As a result, the UT is bound to see an increase in applications for permission to appeal in respect of matters that would previously have been viewed as questions of fact. It will be interesting to see how the UT responds to the inherent tension between Lord Carnwath’s suggested approach, and the limited resources available to that tribunal. Indeed, the UT has already sought (somewhat unconvincingly) to limit the impact of Lord Carnwath’s views in Degorce v HMRC [2015] UKUT 447 (TCC) at para 92.
A second implication of Lord Carnwath’s approach is that, despite the identical wording of the statutory provisions setting out the appellate jurisdictions of the UT and the CA, the extent of those two jurisdictions is different – as his Lordship recognised in his article:
‘Logically, if expediency and the competency of the tribunal are relevant, the dividing line between law and fact may vary at each stage [of the appeal]’.
On that basis, the UT, as a ‘specialist tribunal’ should ‘be permitted to venture more freely into the “grey area” separating fact from law, than an ordinary court’. Conversely, the CA, as a non-specialist court, has no such freedom, and is limited to determining whether the UT made an ‘error on a point of law’ on an orthodox (i.e. Edwards v Bairstow) basis. In so doing, Lord Carnwath stated in Pendragon, that the CA should, in most cases, proceed:
‘by looking primarily at the merits of the UT’s reasoning in its own terms, rather than by reference to their evaluation of the FTT’s decision ... Indeed, given the difficulties of drawing a clear division between fact and law ... it may not be productive for the higher courts to spend time inquiring whether a difference between the two tribunals was one of law or fact, or a mixture of the two.’
This aspect of Lord Carnwath’s approach seeks to end arid debates before the CA as to whether a decision of the FTT rests upon a finding on a point of fact or of law; and consequently whether the UT was entitled to intervene and set aside the decision of the FTT. However, it appears simply to reframe such debates in terms of whether an appeal involves an ‘issue of general principle’, such that the UT was entitled (or required) to exercise its broader appellate jurisdiction. Paradoxically, this may require the non-specialist CA to determine whether a particular tax appeal involves an ‘issue of general principle affecting the [tax] jurisdiction’, and may leave the CA in a difficult position if it forms a different view to the UT on that point.

Conclusion and action points

The broad thrust of Lord Carnwath’s approach is to seek to increase the jurisdiction and authority of the UT, with a view to keeping appeals in tax and other specialist fields within the specialist tribunals; and to limit the extent to which such appeals come before the CA and the Supreme Court (the jurisdiction of which was not analysed by his Lordship). Such a result would have the desirable consequences of ensuring that disputes are resolved more quickly, and saving litigants the cost of multiple appeals.
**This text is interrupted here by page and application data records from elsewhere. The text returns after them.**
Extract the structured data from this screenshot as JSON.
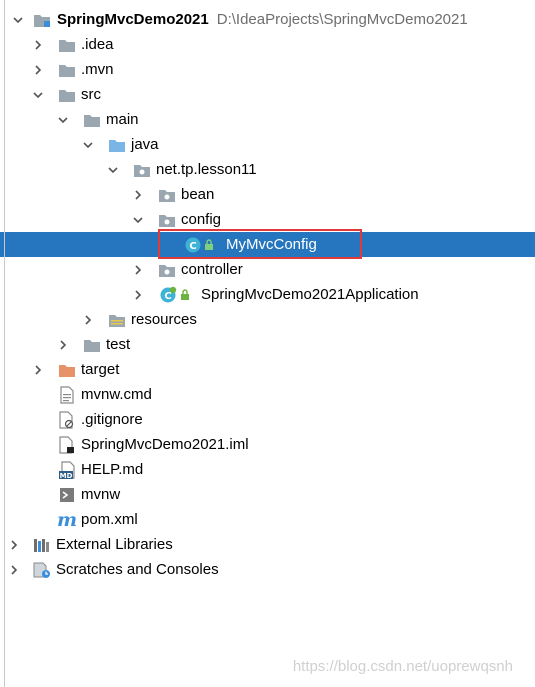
{
  "project": {
    "name": "SpringMvcDemo2021",
    "path": "D:\\IdeaProjects\\SpringMvcDemo2021"
  },
  "tree": {
    "idea": ".idea",
    "mvn": ".mvn",
    "src": "src",
    "main": "main",
    "java": "java",
    "package": "net.tp.lesson11",
    "bean": "bean",
    "config": "config",
    "mymvcconfig": "MyMvcConfig",
    "controller": "controller",
    "application": "SpringMvcDemo2021Application",
    "resources": "resources",
    "test": "test",
    "target": "target",
    "mvnw_cmd": "mvnw.cmd",
    "gitignore": ".gitignore",
    "iml": "SpringMvcDemo2021.iml",
    "help": "HELP.md",
    "mvnw": "mvnw",
    "pom": "pom.xml",
    "external": "External Libraries",
    "scratches": "Scratches and Consoles"
  },
  "icons": {
    "md_badge": "MD",
    "class_badge": "C",
    "maven_glyph": "m"
  },
  "watermark": "https://blog.csdn.net/uoprewqsnh",
  "colors": {
    "selection": "#2675bf",
    "highlight_border": "#e03a3a",
    "folder": "#9aa7b0",
    "source_folder": "#7ab5e6",
    "target_folder": "#e8926a",
    "spring_green": "#6db33f"
  }
}
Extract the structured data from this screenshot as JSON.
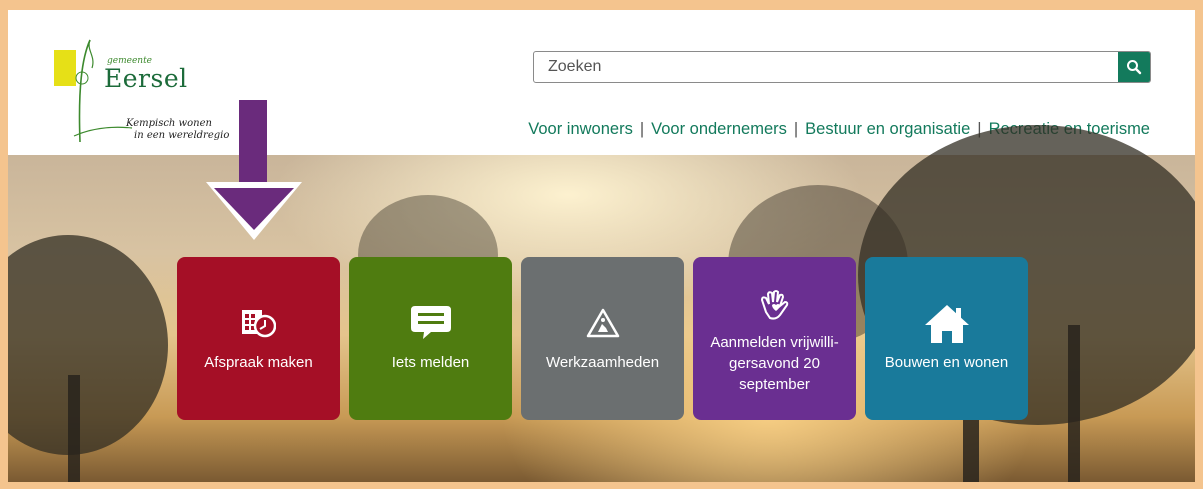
{
  "logo": {
    "small_text": "gemeente",
    "name": "Eersel",
    "tagline_1": "Kempisch wonen",
    "tagline_2": "in een wereldregio"
  },
  "search": {
    "placeholder": "Zoeken",
    "icon": "search-icon"
  },
  "nav": {
    "items": [
      "Voor inwoners",
      "Voor ondernemers",
      "Bestuur en organisatie",
      "Recreatie en toerisme"
    ],
    "separator": "|"
  },
  "tiles": [
    {
      "label": "Afspraak maken",
      "icon": "calendar-clock-icon",
      "color": "#a50f26"
    },
    {
      "label": "Iets melden",
      "icon": "speech-bubble-icon",
      "color": "#4f7c10"
    },
    {
      "label": "Werkzaamheden",
      "icon": "roadwork-sign-icon",
      "color": "#6b6f70"
    },
    {
      "label": "Aanmelden vrijwilli-gersavond 20 september",
      "icon": "helping-hands-icon",
      "color": "#6a2f91"
    },
    {
      "label": "Bouwen en wonen",
      "icon": "house-icon",
      "color": "#197a9b"
    }
  ],
  "colors": {
    "brand_green": "#137a5c",
    "frame": "#f4c48e",
    "arrow": "#6a2b7c"
  }
}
It is wholly unclear, however, whether such a dream will ever be realised. All that can be said with certainty is that the meaning and ramifications of Lord Carnwath’s new approach will be subject to further judicial scrutiny in the years to come. In the meantime, advisers should:
  • continue to emphasise the crucial importance of the hearing before the FTT, and strive to secure favourable findings in that tribunal as to the facts of the case – findings on pure points of fact are very unlikely to be disturbed on appeal;
  • if appealing to the UT, consider arguing that the case involves an ‘issue of general principle’ such that the UT has a wider appellate jurisdiction to reconsider mixed questions of fact and law; and
  • if resisting an appeal before the CA, consider emphasising the limited jurisdiction of the CA on appeal from the specialist UT.